FORT LEE, Va. — The Army is assessing a new weapon in its battle against physical training injuries.
Musculoskeletal Action Teams, or MATs, were put into operation at several installations last year as a pilot program to support the Army’s new Physical Readiness Training regimen, which strikes a balance between conditioning and injury prevention.
Dr. Matthew R. Pretrone, MAT team leader with the 23rd Quartermaster Brigade, said the latter is a cost-effective means to combating PT injuries.
“A study came out to show that more than a billion dollars is spent each year in the Army on musculoskeletal injuries,” he said, noting the costs of treatment, after care and lost time.
The answer to preventing long lines at sick call, said Pretrone, is providing the know-how and guidance to people in the same way professional trainers support professional athletes.
“Soldiers are no different,” he said. “They need to have the best available training and the best care possible.”
To accomplish its mission, the MAT team — made up of a physical therapist, physical therapy technician, two strength and conditioning specialists and a physical trainer — provides on-the-spot guidance to Soldiers who lead physical training sessions.
“We go out and observe the PRT sessions and make sure the exercises are performed according to the guidance provided in the PRT training circular,” said Sgt. 1st Class Frederick Scott, MAT team physical therapy technician. “Through correcting body mechanics, we hope to prevent injuries most of the time.”
In addition to their observations, members of the MAT team instruct advanced individual training Soldiers on injury prevention and exercise effectiveness and provide therapy sessions and prevention guidance to Soldiers already injured.
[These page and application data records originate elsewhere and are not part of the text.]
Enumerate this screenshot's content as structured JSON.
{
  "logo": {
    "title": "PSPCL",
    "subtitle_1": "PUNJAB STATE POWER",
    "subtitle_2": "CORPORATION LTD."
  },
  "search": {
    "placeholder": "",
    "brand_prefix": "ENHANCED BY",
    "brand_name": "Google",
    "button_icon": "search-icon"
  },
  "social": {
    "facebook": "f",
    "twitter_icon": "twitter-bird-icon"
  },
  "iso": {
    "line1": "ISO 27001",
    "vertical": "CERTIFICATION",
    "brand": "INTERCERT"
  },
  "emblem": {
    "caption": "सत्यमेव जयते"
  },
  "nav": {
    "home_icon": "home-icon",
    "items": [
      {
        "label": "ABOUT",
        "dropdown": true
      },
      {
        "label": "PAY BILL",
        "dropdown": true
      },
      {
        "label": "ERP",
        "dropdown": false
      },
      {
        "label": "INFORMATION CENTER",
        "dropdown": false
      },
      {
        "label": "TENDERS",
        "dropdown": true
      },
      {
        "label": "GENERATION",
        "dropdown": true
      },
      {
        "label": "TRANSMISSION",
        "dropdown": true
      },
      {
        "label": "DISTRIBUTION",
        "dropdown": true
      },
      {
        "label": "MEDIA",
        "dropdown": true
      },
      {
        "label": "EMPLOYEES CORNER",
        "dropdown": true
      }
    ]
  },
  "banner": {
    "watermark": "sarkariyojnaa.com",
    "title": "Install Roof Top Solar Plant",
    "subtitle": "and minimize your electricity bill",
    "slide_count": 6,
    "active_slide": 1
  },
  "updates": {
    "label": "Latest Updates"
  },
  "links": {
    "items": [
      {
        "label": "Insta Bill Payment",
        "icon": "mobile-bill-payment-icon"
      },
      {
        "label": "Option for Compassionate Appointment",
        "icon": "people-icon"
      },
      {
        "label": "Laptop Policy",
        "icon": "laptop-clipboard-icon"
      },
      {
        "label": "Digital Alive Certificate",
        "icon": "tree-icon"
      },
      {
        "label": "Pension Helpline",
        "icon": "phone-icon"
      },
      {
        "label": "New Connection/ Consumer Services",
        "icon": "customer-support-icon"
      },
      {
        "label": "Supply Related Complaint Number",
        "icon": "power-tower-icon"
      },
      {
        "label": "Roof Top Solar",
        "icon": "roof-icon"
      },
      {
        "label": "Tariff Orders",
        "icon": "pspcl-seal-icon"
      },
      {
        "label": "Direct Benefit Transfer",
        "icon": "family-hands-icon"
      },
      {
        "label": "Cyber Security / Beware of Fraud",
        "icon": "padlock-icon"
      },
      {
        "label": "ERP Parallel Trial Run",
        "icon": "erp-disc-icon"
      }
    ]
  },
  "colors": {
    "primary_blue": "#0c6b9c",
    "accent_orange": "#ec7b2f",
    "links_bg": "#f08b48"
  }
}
Therapy provided to Soldiers who have suffered injuries is somewhat the same as in the past but with one important difference, said Petrone — there is much more of an emphasis on preventative care.
“When you’re done with the physical therapy part, that’s when you’re trying to say, ‘OK, we are going to have to change our mindset and emphasize injury prevention. Yeah, I know you can probably run right now, and you’re cleared to go, but we need to work on running mechanics, movement patterns, how you do some of these exercises … so that you don’t get hurt again.’”
Frederick, a Soldier of 16 years, said he sees much benefit in the program versus how the Army handled PT injures in the past.
“We didn’t have this,” he said of the MAT program. “There wasn’t a strength coach to ensure the (exercise) precision pieces were being executed by the Soldiers. Once they were healed and cleared to go back to their units, there was no one to check to see if the Soldiers’ movement mechanics were correct to keep them from returning.”
On average, the 23rd QM Bde. MAT teams see roughly 400 students per month during physical therapy sessions, said Petrone. Several hundred more are provided instruction on injury prevention.
The MAT teams are a collaborative effort of the Training and Doctrine Command and Medical Command.
The program at Fort Lee, comprised of two clinics (another is located at the Ordnance School’s 59th Ordnance Bde.), has been extended for at least another year. While the data is still being analyzed in reference to the program’s effectiveness, no decision has been made on whether it will be implemented Armywide.
Reducing PT injuries